(DATA)

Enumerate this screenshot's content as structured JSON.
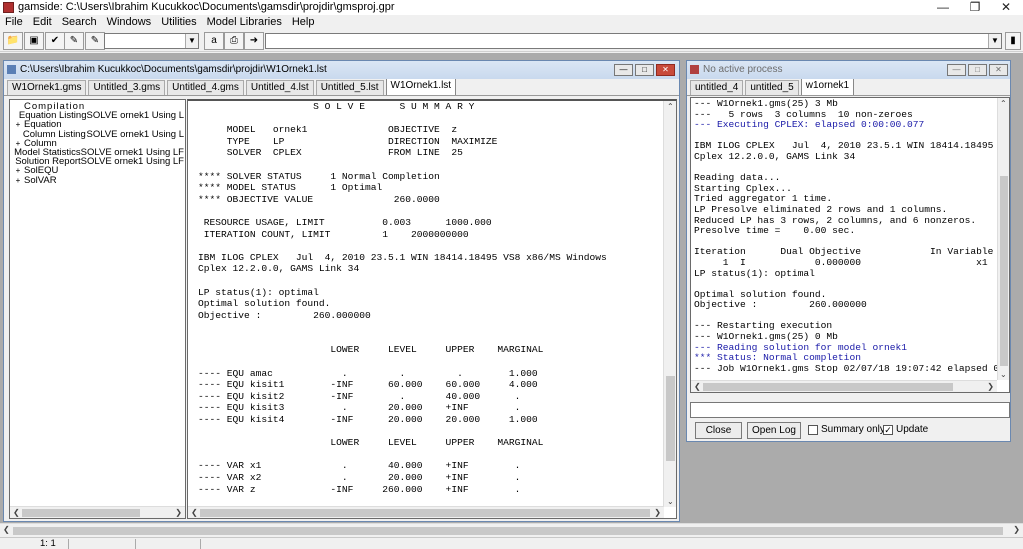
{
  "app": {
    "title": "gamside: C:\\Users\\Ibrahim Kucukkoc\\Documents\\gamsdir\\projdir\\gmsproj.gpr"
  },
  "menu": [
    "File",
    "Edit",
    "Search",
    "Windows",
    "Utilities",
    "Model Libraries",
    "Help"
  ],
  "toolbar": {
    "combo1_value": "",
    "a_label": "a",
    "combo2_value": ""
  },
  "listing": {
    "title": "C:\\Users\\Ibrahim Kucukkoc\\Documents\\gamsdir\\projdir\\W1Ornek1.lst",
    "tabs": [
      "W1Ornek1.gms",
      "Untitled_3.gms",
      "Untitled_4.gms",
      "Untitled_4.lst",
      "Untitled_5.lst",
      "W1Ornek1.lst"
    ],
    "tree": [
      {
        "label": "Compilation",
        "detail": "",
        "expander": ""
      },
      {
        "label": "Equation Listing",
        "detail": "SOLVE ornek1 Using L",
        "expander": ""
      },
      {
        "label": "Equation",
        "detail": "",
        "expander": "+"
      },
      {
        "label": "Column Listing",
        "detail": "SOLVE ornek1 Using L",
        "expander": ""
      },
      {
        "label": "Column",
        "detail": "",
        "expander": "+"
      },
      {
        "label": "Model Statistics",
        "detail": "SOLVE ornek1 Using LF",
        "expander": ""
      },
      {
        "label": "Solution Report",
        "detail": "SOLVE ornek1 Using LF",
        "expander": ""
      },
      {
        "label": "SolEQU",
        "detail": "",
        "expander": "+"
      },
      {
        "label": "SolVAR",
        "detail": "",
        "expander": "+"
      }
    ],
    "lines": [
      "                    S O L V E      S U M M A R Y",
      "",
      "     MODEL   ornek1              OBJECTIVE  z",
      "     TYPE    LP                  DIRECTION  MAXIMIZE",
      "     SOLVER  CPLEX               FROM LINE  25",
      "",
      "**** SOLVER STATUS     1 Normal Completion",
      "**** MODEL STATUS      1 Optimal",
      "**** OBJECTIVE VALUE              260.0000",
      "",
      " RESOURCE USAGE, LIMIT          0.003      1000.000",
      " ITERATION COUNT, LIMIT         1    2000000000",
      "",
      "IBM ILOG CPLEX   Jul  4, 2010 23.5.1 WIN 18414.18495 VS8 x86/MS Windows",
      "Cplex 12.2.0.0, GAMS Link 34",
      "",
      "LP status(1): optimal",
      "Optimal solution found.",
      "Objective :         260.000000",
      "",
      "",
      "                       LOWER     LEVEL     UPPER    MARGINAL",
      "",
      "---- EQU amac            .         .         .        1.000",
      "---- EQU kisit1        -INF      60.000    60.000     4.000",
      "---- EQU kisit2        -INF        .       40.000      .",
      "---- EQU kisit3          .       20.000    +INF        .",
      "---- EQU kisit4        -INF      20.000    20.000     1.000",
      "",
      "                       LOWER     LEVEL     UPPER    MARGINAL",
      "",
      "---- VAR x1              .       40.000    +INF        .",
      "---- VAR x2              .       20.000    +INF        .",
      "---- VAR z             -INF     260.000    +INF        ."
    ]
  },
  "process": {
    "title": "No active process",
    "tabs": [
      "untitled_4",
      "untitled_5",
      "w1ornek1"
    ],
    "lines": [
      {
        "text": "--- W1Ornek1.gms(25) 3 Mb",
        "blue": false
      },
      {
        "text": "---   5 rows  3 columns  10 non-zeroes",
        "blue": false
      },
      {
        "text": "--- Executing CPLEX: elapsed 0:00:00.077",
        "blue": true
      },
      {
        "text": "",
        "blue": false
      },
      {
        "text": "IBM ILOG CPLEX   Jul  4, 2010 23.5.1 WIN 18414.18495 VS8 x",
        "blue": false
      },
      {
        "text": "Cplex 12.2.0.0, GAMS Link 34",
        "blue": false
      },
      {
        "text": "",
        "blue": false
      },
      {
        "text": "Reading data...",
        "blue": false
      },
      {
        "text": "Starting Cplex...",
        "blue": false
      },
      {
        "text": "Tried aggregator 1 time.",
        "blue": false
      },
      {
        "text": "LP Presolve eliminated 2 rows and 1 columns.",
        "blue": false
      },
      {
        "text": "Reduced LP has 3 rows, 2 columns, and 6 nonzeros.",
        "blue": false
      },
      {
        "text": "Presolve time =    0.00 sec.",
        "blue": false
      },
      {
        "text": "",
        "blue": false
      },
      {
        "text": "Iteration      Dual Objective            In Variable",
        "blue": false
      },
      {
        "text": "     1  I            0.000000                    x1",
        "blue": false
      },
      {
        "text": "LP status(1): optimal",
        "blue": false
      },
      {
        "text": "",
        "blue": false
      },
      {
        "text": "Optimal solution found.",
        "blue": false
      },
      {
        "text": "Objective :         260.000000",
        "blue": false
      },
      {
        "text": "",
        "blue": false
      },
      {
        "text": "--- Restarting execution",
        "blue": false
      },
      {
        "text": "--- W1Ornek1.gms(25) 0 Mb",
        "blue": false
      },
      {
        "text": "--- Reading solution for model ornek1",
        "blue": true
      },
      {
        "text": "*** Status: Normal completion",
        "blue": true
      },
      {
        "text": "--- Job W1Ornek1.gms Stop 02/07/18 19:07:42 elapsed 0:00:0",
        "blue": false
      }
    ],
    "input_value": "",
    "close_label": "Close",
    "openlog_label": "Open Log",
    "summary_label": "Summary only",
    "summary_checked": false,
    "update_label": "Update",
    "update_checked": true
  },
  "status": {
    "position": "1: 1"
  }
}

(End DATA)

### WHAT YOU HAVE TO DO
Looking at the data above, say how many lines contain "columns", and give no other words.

### RESPONSE TO THE EXERCISE
3